Differentiation can be further planned in relation to extra support from Learning support assistants and other educational specialists (DfES, S3.3.13). During observation week, many classes had additional support from an assistant, who worked in co-operation with the class teacher. For a Year 5 numeracy lesson, an assistant worked with the lower ability group outside the class. This meant the teacher could concentrate teaching the rest of the class. Also in the same class, there was another assistant working specifically with an autistic child. Both teacher and assistant worked together when planning an individual action plan for the child. The autistic child was encouraged to participate in the oral starter and the teacher involved the child by asking him a suitable numerical question. The importance of inclusion and providing opportunities for all children is highlighted here.
There have been many different ways that differentiation of differing abilities has been accounted for in planning. Piaget (1961) and Vygotsky (1978) highlight the importance of providing children with individual challenges, as well as the significance of independent and interactive learning (DfES, S3.3.3). Therefore, in order to 'challenge' all children, teachers must plan to motivate all differing ability children.

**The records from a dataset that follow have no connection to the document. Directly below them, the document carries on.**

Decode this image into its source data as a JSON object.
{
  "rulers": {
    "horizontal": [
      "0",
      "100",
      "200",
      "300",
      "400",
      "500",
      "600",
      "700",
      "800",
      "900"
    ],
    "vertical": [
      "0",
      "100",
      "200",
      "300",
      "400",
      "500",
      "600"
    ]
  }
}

Children should experience a contrast in working environments, consisting of working with mixed ability, similar ability groups and independent work with appropriately organised tasks and the same learning objective wherever possible. Also teachers should involve all children in whole class teaching and provide all with the use of different resources and individual teaching/support time if necessary and available.

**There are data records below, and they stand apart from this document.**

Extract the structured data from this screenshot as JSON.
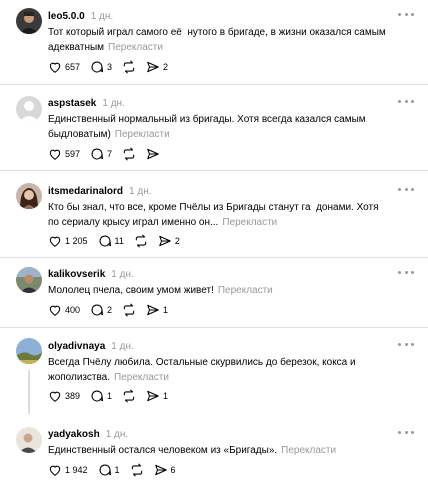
{
  "comments": [
    {
      "username": "leo5.0.0",
      "time": "1 дн.",
      "text": "Тот который играл самого её ﻿ ﻿нутого в бригаде, в жизни оказался самым адекватным",
      "translate": "Перекласти",
      "likes": "657",
      "replies": "3",
      "reposts": "",
      "shares": "2",
      "avatar": "man-in-dark-clothes"
    },
    {
      "username": "aspstasek",
      "time": "1 дн.",
      "text": "Единственный нормальный из бригады. Хотя всегда казался самым быдловатым)",
      "translate": "Перекласти",
      "likes": "597",
      "replies": "7",
      "reposts": "",
      "shares": "",
      "avatar": "default-gray-avatar"
    },
    {
      "username": "itsmedarinalord",
      "time": "1 дн.",
      "text": "Кто бы знал, что все, кроме Пчёлы из Бригады станут га﻿ ﻿ ﻿донами. Хотя по сериалу крысу играл именно он...",
      "translate": "Перекласти",
      "likes": "1 205",
      "replies": "11",
      "reposts": "",
      "shares": "2",
      "avatar": "woman-with-dark-hair"
    },
    {
      "username": "kalikovserik",
      "time": "1 дн.",
      "text": "Мололец пчела, своим умом живет!",
      "translate": "Перекласти",
      "likes": "400",
      "replies": "2",
      "reposts": "",
      "shares": "1",
      "avatar": "man-outdoors"
    },
    {
      "username": "olyadivnaya",
      "time": "1 дн.",
      "text": "Всегда Пчёлу любила. Остальные скурвились до березок, кокса и жополизства.",
      "translate": "Перекласти",
      "likes": "389",
      "replies": "1",
      "reposts": "",
      "shares": "1",
      "avatar": "landscape-with-sky"
    },
    {
      "username": "yadyakosh",
      "time": "1 дн.",
      "text": "Единственный остался человеком из «Бригады».",
      "translate": "Перекласти",
      "likes": "1 942",
      "replies": "1",
      "reposts": "",
      "shares": "6",
      "avatar": "person-in-light-room"
    }
  ],
  "colors": {
    "text": "#000000",
    "muted": "#999999",
    "divider": "#e0e0e0"
  }
}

Most importantly, when planning to account for such differences is the idea that the teacher should be consciously aware of each child's different abilities and targets, so that tasks and general organisation can be set in accordance to this to help motivate the child and enhance their learning.
References and Bibliography
Askew, M (1998) Teaching Primary Mathematics. London: Hodder and Stoughton.
Bearne, E (1996) Key issues in classroom differentiation.
In Pollard, A, Readings for Reflective Teaching (pp180-183). London: Continuum.
DfES (2002) Professional Standards for Qualified Teacher Status and Requirements for Initial Teacher Training.
Montgomery, D (1996) Curriculum strategies for able pupils.
In Pollard, A, Readings for Reflective Teaching (pp183-186). London: Continuum.
Piaget, J (1961) The genetic approach to the psychology of thought.
In Pollard, A, Readings for Reflective Teaching (pp109-111). London: Continuum.
Pollard, A (2002) Readingsfor Reflective Teaching. London: Continuum.
Pollard, A (2002) Reflective Teaching: Effective and Evidence-informed Professional Practice. London: Continuum
Reason, R (1993) 'Good practice' in group work.
In Pollard, A, Readings for Reflective Teaching (pp204-206). London: Continuum.
Vygotsky, L (1978) Mind in Society and the ZPD.
In Pollard, A, Readings for Reflective Teaching (pp112-114). London: Continuum.